• What the task requires
For each line in the records, produce an exact copy.

• Data in this exercise
════════
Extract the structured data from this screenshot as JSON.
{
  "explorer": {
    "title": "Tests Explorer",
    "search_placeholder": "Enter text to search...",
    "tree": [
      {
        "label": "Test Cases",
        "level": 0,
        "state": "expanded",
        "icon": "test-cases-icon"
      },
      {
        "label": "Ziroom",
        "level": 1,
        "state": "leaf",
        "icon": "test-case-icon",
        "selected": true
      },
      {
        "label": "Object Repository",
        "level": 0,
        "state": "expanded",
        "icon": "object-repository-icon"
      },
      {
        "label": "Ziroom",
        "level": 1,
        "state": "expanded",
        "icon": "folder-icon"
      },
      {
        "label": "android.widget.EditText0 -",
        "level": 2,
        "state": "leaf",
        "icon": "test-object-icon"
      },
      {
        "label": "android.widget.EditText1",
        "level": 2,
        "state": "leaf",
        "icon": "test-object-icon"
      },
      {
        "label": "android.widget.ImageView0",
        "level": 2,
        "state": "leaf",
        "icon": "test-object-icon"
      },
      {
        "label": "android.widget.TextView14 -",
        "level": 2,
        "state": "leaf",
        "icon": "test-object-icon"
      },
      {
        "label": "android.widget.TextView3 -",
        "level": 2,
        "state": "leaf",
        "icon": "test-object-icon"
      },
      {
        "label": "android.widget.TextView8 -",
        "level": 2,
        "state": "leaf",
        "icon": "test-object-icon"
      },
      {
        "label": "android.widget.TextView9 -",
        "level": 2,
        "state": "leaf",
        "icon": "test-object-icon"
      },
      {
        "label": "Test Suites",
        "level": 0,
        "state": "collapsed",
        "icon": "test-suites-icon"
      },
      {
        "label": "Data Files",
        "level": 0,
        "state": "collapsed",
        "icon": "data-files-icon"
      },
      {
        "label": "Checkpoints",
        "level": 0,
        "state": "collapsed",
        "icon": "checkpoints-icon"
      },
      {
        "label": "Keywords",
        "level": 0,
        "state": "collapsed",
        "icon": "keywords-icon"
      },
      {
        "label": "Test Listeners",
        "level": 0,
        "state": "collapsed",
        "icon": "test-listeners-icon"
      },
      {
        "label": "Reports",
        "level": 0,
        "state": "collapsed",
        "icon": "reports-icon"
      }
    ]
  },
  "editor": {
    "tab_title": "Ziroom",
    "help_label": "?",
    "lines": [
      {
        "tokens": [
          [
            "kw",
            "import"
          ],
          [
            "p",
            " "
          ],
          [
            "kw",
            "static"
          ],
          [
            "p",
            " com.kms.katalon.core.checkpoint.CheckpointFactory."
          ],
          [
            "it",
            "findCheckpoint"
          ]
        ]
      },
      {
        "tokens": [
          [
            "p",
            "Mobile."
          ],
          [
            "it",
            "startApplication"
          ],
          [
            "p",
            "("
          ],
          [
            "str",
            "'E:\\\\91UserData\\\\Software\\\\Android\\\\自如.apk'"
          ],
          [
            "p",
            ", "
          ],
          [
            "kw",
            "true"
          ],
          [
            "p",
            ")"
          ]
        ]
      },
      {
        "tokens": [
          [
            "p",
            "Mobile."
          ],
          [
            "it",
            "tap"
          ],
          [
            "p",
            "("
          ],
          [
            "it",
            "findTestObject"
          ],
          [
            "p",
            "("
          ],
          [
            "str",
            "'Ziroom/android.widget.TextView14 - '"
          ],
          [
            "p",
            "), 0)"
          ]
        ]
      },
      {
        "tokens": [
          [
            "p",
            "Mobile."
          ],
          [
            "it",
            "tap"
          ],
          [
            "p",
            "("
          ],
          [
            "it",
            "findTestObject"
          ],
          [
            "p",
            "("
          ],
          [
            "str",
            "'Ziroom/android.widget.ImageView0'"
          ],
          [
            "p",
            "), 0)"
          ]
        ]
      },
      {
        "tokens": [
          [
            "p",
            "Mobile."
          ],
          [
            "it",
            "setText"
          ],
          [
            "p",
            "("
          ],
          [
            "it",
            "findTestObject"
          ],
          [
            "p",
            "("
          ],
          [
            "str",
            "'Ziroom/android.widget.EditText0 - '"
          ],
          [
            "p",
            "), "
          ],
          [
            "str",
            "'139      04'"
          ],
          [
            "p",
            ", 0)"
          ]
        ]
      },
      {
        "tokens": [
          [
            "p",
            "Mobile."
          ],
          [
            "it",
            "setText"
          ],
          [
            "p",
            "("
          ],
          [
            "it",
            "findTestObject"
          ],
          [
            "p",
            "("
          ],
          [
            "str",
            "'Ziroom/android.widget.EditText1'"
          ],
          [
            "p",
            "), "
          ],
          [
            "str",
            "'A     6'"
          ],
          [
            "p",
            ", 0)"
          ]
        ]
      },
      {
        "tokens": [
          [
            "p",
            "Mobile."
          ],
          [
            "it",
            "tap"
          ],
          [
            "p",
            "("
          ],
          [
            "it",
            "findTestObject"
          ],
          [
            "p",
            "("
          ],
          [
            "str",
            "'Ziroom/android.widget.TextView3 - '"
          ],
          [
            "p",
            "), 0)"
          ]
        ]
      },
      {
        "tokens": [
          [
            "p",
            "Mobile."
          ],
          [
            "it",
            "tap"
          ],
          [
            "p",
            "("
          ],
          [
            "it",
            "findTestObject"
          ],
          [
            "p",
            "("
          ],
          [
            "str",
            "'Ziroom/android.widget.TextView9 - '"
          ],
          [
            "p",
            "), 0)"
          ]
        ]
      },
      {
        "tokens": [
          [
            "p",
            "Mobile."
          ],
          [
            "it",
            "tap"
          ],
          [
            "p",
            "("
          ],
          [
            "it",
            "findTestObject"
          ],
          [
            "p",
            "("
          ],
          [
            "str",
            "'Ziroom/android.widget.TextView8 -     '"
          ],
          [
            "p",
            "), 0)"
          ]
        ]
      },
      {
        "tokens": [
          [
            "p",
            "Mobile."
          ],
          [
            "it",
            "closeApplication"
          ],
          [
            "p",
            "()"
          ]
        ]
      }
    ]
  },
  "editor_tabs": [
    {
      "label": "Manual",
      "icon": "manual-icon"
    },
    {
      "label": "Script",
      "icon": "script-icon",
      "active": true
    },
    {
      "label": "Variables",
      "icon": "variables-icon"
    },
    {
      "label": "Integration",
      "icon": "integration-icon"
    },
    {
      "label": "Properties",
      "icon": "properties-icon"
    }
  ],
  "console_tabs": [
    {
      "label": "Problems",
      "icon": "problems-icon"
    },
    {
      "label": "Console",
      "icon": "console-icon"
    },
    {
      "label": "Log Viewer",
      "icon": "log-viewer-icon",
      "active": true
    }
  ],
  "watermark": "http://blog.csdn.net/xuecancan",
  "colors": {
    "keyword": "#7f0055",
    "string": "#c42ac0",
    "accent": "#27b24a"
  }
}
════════
• Written answer
Extract the structured data from this screenshot as JSON.
{
  "explorer": {
    "title": "Tests Explorer",
    "search_placeholder": "Enter text to search...",
    "tree": [
      {
        "label": "Test Cases",
        "level": 0,
        "state": "expanded",
        "icon": "test-cases-icon"
      },
      {
        "label": "Ziroom",
        "level": 1,
        "state": "leaf",
        "icon": "test-case-icon",
        "selected": true
      },
      {
        "label": "Object Repository",
        "level": 0,
        "state": "expanded",
        "icon": "object-repository-icon"
      },
      {
        "label": "Ziroom",
        "level": 1,
        "state": "expanded",
        "icon": "folder-icon"
      },
      {
        "label": "android.widget.EditText0 -",
        "level": 2,
        "state": "leaf",
        "icon": "test-object-icon"
      },
      {
        "label": "android.widget.EditText1",
        "level": 2,
        "state": "leaf",
        "icon": "test-object-icon"
      },
      {
        "label": "android.widget.ImageView0",
        "level": 2,
        "state": "leaf",
        "icon": "test-object-icon"
      },
      {
        "label": "android.widget.TextView14 -",
        "level": 2,
        "state": "leaf",
        "icon": "test-object-icon"
      },
      {
        "label": "android.widget.TextView3 -",
        "level": 2,
        "state": "leaf",
        "icon": "test-object-icon"
      },
      {
        "label": "android.widget.TextView8 -",
        "level": 2,
        "state": "leaf",
        "icon": "test-object-icon"
      },
      {
        "label": "android.widget.TextView9 -",
        "level": 2,
        "state": "leaf",
        "icon": "test-object-icon"
      },
      {
        "label": "Test Suites",
        "level": 0,
        "state": "collapsed",
        "icon": "test-suites-icon"
      },
      {
        "label": "Data Files",
        "level": 0,
        "state": "collapsed",
        "icon": "data-files-icon"
      },
      {
        "label": "Checkpoints",
        "level": 0,
        "state": "collapsed",
        "icon": "checkpoints-icon"
      },
      {
        "label": "Keywords",
        "level": 0,
        "state": "collapsed",
        "icon": "keywords-icon"
      },
      {
        "label": "Test Listeners",
        "level": 0,
        "state": "collapsed",
        "icon": "test-listeners-icon"
      },
      {
        "label": "Reports",
        "level": 0,
        "state": "collapsed",
        "icon": "reports-icon"
      }
    ]
  },
  "editor": {
    "tab_title": "Ziroom",
    "help_label": "?",
    "lines": [
      {
        "tokens": [
          [
            "kw",
            "import"
          ],
          [
            "p",
            " "
          ],
          [
            "kw",
            "static"
          ],
          [
            "p",
            " com.kms.katalon.core.checkpoint.CheckpointFactory."
          ],
          [
            "it",
            "findCheckpoint"
          ]
        ]
      },
      {
        "tokens": [
          [
            "p",
            "Mobile."
          ],
          [
            "it",
            "startApplication"
          ],
          [
            "p",
            "("
          ],
          [
            "str",
            "'E:\\\\91UserData\\\\Software\\\\Android\\\\自如.apk'"
          ],
          [
            "p",
            ", "
          ],
          [
            "kw",
            "true"
          ],
          [
            "p",
            ")"
          ]
        ]
      },
      {
        "tokens": [
          [
            "p",
            "Mobile."
          ],
          [
            "it",
            "tap"
          ],
          [
            "p",
            "("
          ],
          [
            "it",
            "findTestObject"
          ],
          [
            "p",
            "("
          ],
          [
            "str",
            "'Ziroom/android.widget.TextView14 - '"
          ],
          [
            "p",
            "), 0)"
          ]
        ]
      },
      {
        "tokens": [
          [
            "p",
            "Mobile."
          ],
          [
            "it",
            "tap"
          ],
          [
            "p",
            "("
          ],
          [
            "it",
            "findTestObject"
          ],
          [
            "p",
            "("
          ],
          [
            "str",
            "'Ziroom/android.widget.ImageView0'"
          ],
          [
            "p",
            "), 0)"
          ]
        ]
      },
      {
        "tokens": [
          [
            "p",
            "Mobile."
          ],
          [
            "it",
            "setText"
          ],
          [
            "p",
            "("
          ],
          [
            "it",
            "findTestObject"
          ],
          [
            "p",
            "("
          ],
          [
            "str",
            "'Ziroom/android.widget.EditText0 - '"
          ],
          [
            "p",
            "), "
          ],
          [
            "str",
            "'139      04'"
          ],
          [
            "p",
            ", 0)"
          ]
        ]
      },
      {
        "tokens": [
          [
            "p",
            "Mobile."
          ],
          [
            "it",
            "setText"
          ],
          [
            "p",
            "("
          ],
          [
            "it",
            "findTestObject"
          ],
          [
            "p",
            "("
          ],
          [
            "str",
            "'Ziroom/android.widget.EditText1'"
          ],
          [
            "p",
            "), "
          ],
          [
            "str",
            "'A     6'"
          ],
          [
            "p",
            ", 0)"
          ]
        ]
      },
      {
        "tokens": [
          [
            "p",
            "Mobile."
          ],
          [
            "it",
            "tap"
          ],
          [
            "p",
            "("
          ],
          [
            "it",
            "findTestObject"
          ],
          [
            "p",
            "("
          ],
          [
            "str",
            "'Ziroom/android.widget.TextView3 - '"
          ],
          [
            "p",
            "), 0)"
          ]
        ]
      },
      {
        "tokens": [
          [
            "p",
            "Mobile."
          ],
          [
            "it",
            "tap"
          ],
          [
            "p",
            "("
          ],
          [
            "it",
            "findTestObject"
          ],
          [
            "p",
            "("
          ],
          [
            "str",
            "'Ziroom/android.widget.TextView9 - '"
          ],
          [
            "p",
            "), 0)"
          ]
        ]
      },
      {
        "tokens": [
          [
            "p",
            "Mobile."
          ],
          [
            "it",
            "tap"
          ],
          [
            "p",
            "("
          ],
          [
            "it",
            "findTestObject"
          ],
          [
            "p",
            "("
          ],
          [
            "str",
            "'Ziroom/android.widget.TextView8 -     '"
          ],
          [
            "p",
            "), 0)"
          ]
        ]
      },
      {
        "tokens": [
          [
            "p",
            "Mobile."
          ],
          [
            "it",
            "closeApplication"
          ],
          [
            "p",
            "()"
          ]
        ]
      }
    ]
  },
  "editor_tabs": [
    {
      "label": "Manual",
      "icon": "manual-icon"
    },
    {
      "label": "Script",
      "icon": "script-icon",
      "active": true
    },
    {
      "label": "Variables",
      "icon": "variables-icon"
    },
    {
      "label": "Integration",
      "icon": "integration-icon"
    },
    {
      "label": "Properties",
      "icon": "properties-icon"
    }
  ],
  "console_tabs": [
    {
      "label": "Problems",
      "icon": "problems-icon"
    },
    {
      "label": "Console",
      "icon": "console-icon"
    },
    {
      "label": "Log Viewer",
      "icon": "log-viewer-icon",
      "active": true
    }
  ],
  "watermark": "http://blog.csdn.net/xuecancan",
  "colors": {
    "keyword": "#7f0055",
    "string": "#c42ac0",
    "accent": "#27b24a"
  }
}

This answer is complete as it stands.